The group's research interests are in enumerative, bijective, algebraic and topological combinatorics, with connections to theoretical computer science, physics and graph theory. Much of our work has been connected to permutation patterns, a relatively young but very active research area, with several hundred papers published in the last ten years and several distinct lines of research emerging lately.
A recurring theme in much of our work is to find connections between families of different combinatorial structures, in the form of bijections that send a set of statistics on one side to a set of statistics on the other. Such statistics-preserving bijections often reveal previously unknown properties of the structures being studied.
Here are some examples of our recent work, with links to papers:
Families of combinatorial objects often have a natural partial order on them, and such posets always have a corresponding simplicial complex, the order complex, associated to them. Classical questions for these complexes are about their topological properties, in particular the Möbius function, which is a topological invariant. We have lately been studying the topology and Möbius function of intervals in the poset of permutations, ordered by pattern containment.
Since their introduction by Fishburn in 1970, interval orders, or (2+2)-free posets, have received a lot of attention. Their enumeration resisted all attempts until 2010 when we found an encoding of them as ascent sequences. These sequences also encode permutations avoiding a certain bivincular pattern. We have more recently discovered an intriguing representation of labeled interval orders as pairs of permutations.
Many models in theoretical physics have a combinatorial flavour. Our recent work in this area includes new results on the abelian sandpile model and the introduction and analysis of new combinatorial structures called web worlds and web diagrams that are at the crossroads of graph theory and order theory. The motivation for these new structures comes from particle physics, where web diagrams arise as particular types of Feynman diagrams describing scattering amplitudes in non-Abelian gauge theories.
The field of word-representable graphs, having its roots in algebra, is a new area of discrete mathematics that lies on the boundary of graph theory and combinatorics on words. These graphs are a generalization of several classical classes of graphs and they are related to theoretical computer science and scheduling problems. The study of word-representable graphs is initiated in our paper, while a fundamental result in the area, a characterization theorem for such graphs in terms of certain graph orientations, is obtained in this paper.

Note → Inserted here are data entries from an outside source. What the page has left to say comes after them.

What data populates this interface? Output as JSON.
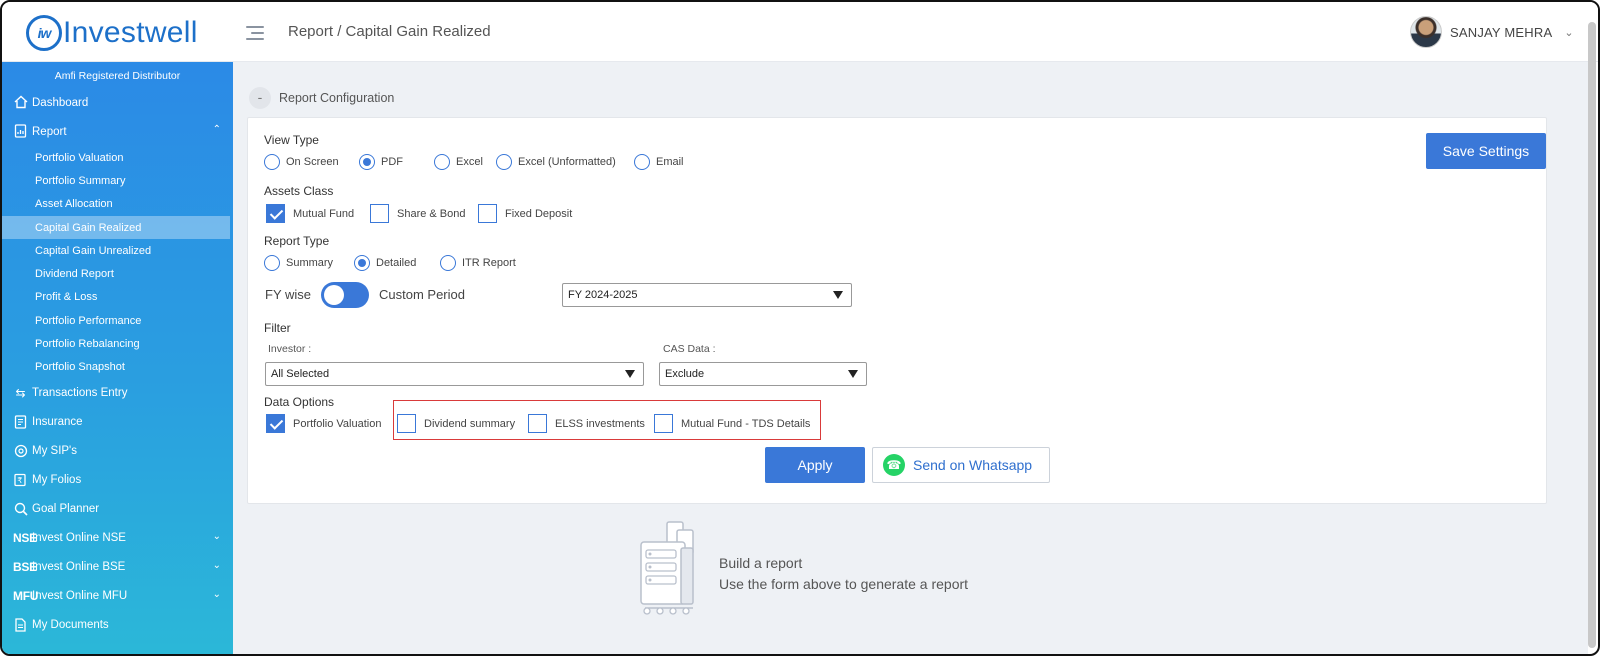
{
  "header": {
    "logo_mark": "iw",
    "logo_text": "Investwell",
    "breadcrumb": "Report / Capital Gain Realized",
    "user_name": "SANJAY MEHRA"
  },
  "sidebar": {
    "top_label": "Amfi Registered Distributor",
    "items": [
      {
        "label": "Dashboard",
        "icon": "home-icon"
      },
      {
        "label": "Report",
        "icon": "report-icon"
      },
      {
        "label": "Transactions Entry",
        "icon": "swap-icon"
      },
      {
        "label": "Insurance",
        "icon": "insurance-icon"
      },
      {
        "label": "My SIP's",
        "icon": "sip-icon"
      },
      {
        "label": "My Folios",
        "icon": "folio-icon"
      },
      {
        "label": "Goal Planner",
        "icon": "goal-icon"
      },
      {
        "label": "Invest Online NSE",
        "icon": "nse-icon",
        "tag": "NSE"
      },
      {
        "label": "Invest Online BSE",
        "icon": "bse-icon",
        "tag": "BSE"
      },
      {
        "label": "Invest Online MFU",
        "icon": "mfu-icon",
        "tag": "MFU"
      },
      {
        "label": "My Documents",
        "icon": "documents-icon"
      }
    ],
    "report_sub": [
      "Portfolio Valuation",
      "Portfolio Summary",
      "Asset Allocation",
      "Capital Gain Realized",
      "Capital Gain Unrealized",
      "Dividend Report",
      "Profit & Loss",
      "Portfolio Performance",
      "Portfolio Rebalancing",
      "Portfolio Snapshot"
    ],
    "active_sub": "Capital Gain Realized"
  },
  "config": {
    "title": "Report Configuration",
    "collapse_symbol": "-",
    "save_label": "Save Settings",
    "view_type": {
      "label": "View Type",
      "options": [
        "On Screen",
        "PDF",
        "Excel",
        "Excel (Unformatted)",
        "Email"
      ],
      "selected": "PDF"
    },
    "assets_class": {
      "label": "Assets Class",
      "options": [
        "Mutual Fund",
        "Share & Bond",
        "Fixed Deposit"
      ],
      "checked": [
        "Mutual Fund"
      ]
    },
    "report_type": {
      "label": "Report Type",
      "options": [
        "Summary",
        "Detailed",
        "ITR Report"
      ],
      "selected": "Detailed"
    },
    "period": {
      "left_label": "FY wise",
      "right_label": "Custom Period",
      "toggle_state": "FY wise",
      "fy_value": "FY 2024-2025"
    },
    "filter": {
      "label": "Filter",
      "investor_label": "Investor :",
      "investor_value": "All Selected",
      "cas_label": "CAS Data :",
      "cas_value": "Exclude"
    },
    "data_options": {
      "label": "Data Options",
      "options": [
        "Portfolio Valuation",
        "Dividend summary",
        "ELSS investments",
        "Mutual Fund - TDS Details"
      ],
      "checked": [
        "Portfolio Valuation"
      ]
    },
    "apply_label": "Apply",
    "whatsapp_label": "Send on Whatsapp"
  },
  "empty_state": {
    "title": "Build a report",
    "subtitle": "Use the form above to generate a report"
  },
  "colors": {
    "brand": "#1d70c9",
    "accent": "#3a78d8",
    "highlight": "#d93a3a",
    "whatsapp": "#25d366"
  }
}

For papers and preprints please visit the individual members' websites.